Interesting essay from Cory Doctorow over at Locus Online; I’m always a little leery of pieces that see science fiction fandom doing that pat-ourselves-on-the-back-for-being-a-little-bit-ahead-of-the-curve thing, but I think Doctorow may have a point when he claims that fandom – alongside many other modern subcultures, it must be said – can be typified by a sort of “gourmet cosmopolitan” attitude peculiar to the post-modern (altermodern?) networked world. In passing, he also makes some interesting points about a core philosophy of science fiction stories which I’d like to see further expanded:

… we tend to think of ‘‘cosmopolitan’’ as a synonym for ‘‘posh’’ or ‘‘well-travelled.’’  But that’s not what I mean here: for me, to be cosmopolitan is to live your life by the ancient science fictional maxims: ‘‘All laws are local’’ and ‘‘No law knows how local it is.’’ That is, the eternal verities of your culture’s moment in space and time are as fleeting and ridiculous as last year’s witch-burnings, blood-letting, king-worship, and other assorted forms of idolatry and empty ritual.

[…]

Which is not to say that cosmopolitans don’t believe in anything. To be cosmopolitan is to know that all laws are local, and to use that intellectual liberty to decide for yourself what moral code you’ll subscribe to. It is the freedom to invent your own ethics from the ground up, knowing that the larger social code you’re rejecting is no more or less right than your own – at least from the point of view of a Martian peering through a notional telescope at us piddling Earthlings.

[…]

Rule 34, the Amish, and fandom’s willingness to wear its sweaters inside-out are the common thread running through the 21st century’s social transformations: we’re finding a life where we reevaluate social norms as we go, tossing out the ones that are empty habit or worse, and enthusiastically adopting the remainder because of what it can do for our lives. That is modern, sophisticated, gourmet cosmopolitanism, and it’s ever so much more fun the old cosmopolitanism obsession with how they’re wearing their cuffs in Paris, or what’s on at the Milan opera.
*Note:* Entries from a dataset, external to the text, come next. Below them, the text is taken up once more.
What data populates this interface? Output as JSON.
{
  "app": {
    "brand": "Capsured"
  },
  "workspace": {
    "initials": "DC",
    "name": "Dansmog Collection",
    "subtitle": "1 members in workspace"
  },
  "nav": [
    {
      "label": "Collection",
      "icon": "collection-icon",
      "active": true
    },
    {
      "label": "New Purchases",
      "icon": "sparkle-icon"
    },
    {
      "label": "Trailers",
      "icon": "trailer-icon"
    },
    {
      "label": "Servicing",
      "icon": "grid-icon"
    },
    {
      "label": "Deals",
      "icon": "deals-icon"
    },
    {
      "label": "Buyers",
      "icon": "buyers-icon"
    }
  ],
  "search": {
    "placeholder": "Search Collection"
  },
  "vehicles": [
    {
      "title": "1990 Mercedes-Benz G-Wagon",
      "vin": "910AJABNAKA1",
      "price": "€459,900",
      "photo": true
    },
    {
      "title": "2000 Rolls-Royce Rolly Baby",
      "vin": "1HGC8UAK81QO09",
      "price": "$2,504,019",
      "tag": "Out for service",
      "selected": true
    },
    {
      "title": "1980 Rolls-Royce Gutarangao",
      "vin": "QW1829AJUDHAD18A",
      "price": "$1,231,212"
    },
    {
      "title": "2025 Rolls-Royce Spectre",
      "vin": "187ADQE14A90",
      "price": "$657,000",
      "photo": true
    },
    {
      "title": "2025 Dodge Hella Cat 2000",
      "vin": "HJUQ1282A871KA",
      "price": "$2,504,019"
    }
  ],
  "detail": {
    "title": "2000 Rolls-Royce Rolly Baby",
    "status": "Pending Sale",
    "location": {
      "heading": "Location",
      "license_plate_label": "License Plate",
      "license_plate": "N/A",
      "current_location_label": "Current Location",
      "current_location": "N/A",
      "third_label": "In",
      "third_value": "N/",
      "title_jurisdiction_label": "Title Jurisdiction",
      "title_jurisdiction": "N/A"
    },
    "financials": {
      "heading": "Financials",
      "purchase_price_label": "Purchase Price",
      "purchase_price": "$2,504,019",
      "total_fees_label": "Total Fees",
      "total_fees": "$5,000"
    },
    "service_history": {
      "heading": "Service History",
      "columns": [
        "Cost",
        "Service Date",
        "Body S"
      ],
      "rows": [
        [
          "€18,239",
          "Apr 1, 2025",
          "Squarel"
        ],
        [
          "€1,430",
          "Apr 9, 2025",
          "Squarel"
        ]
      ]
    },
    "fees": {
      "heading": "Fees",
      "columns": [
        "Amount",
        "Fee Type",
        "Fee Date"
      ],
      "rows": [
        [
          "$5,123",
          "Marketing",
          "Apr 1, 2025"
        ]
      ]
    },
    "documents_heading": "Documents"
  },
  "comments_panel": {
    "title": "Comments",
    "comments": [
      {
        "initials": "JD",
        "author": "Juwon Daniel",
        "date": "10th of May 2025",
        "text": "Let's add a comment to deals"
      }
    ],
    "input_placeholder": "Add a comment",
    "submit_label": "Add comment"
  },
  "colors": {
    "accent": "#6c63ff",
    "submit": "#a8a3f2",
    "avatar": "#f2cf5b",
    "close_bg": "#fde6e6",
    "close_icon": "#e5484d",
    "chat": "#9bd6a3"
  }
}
Comments are open: what are your thoughts? (Unless they’re along the lines of  “Doctorow is an [x]!” or “sf fans are [y]!”; these are opinions you’re entitled to, but I’d request politely that you find somewhere else to share them.)